[Excerpts from an interface dataset]
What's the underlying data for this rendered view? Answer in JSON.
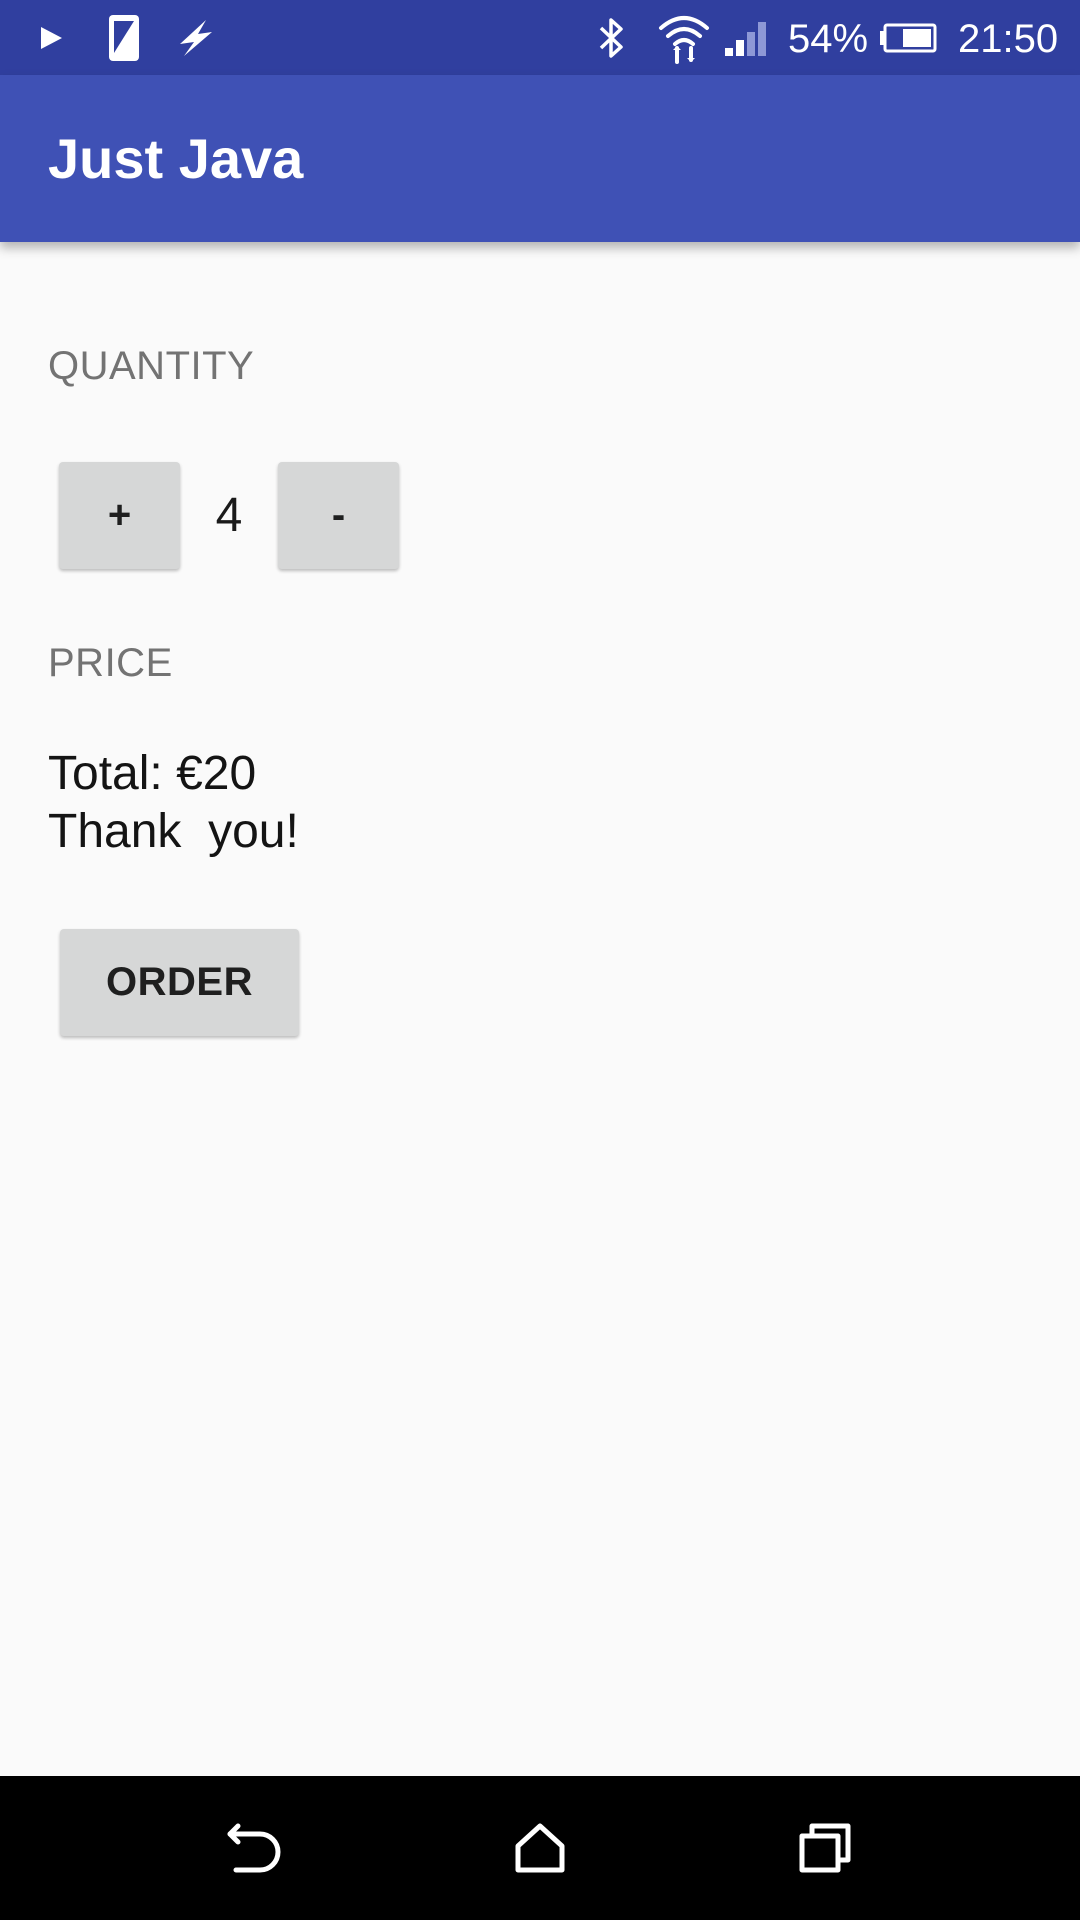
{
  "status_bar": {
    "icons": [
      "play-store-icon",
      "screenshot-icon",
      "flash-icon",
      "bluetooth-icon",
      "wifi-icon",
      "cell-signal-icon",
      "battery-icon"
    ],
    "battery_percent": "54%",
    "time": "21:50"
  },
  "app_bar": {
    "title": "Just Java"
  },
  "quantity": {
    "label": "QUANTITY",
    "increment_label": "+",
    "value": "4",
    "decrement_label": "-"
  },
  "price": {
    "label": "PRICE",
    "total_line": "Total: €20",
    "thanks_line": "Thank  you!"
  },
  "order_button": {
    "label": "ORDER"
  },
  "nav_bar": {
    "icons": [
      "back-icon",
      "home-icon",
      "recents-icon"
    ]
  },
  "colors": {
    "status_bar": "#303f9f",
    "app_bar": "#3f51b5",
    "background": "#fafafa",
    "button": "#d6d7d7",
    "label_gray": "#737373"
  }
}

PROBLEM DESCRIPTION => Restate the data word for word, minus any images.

SOLUTION BELOW =>
What's the underlying data for this rendered view? Answer in JSON.
{
  "status_bar": {
    "icons": [
      "play-store-icon",
      "screenshot-icon",
      "flash-icon",
      "bluetooth-icon",
      "wifi-icon",
      "cell-signal-icon",
      "battery-icon"
    ],
    "battery_percent": "54%",
    "time": "21:50"
  },
  "app_bar": {
    "title": "Just Java"
  },
  "quantity": {
    "label": "QUANTITY",
    "increment_label": "+",
    "value": "4",
    "decrement_label": "-"
  },
  "price": {
    "label": "PRICE",
    "total_line": "Total: €20",
    "thanks_line": "Thank  you!"
  },
  "order_button": {
    "label": "ORDER"
  },
  "nav_bar": {
    "icons": [
      "back-icon",
      "home-icon",
      "recents-icon"
    ]
  },
  "colors": {
    "status_bar": "#303f9f",
    "app_bar": "#3f51b5",
    "background": "#fafafa",
    "button": "#d6d7d7",
    "label_gray": "#737373"
  }
}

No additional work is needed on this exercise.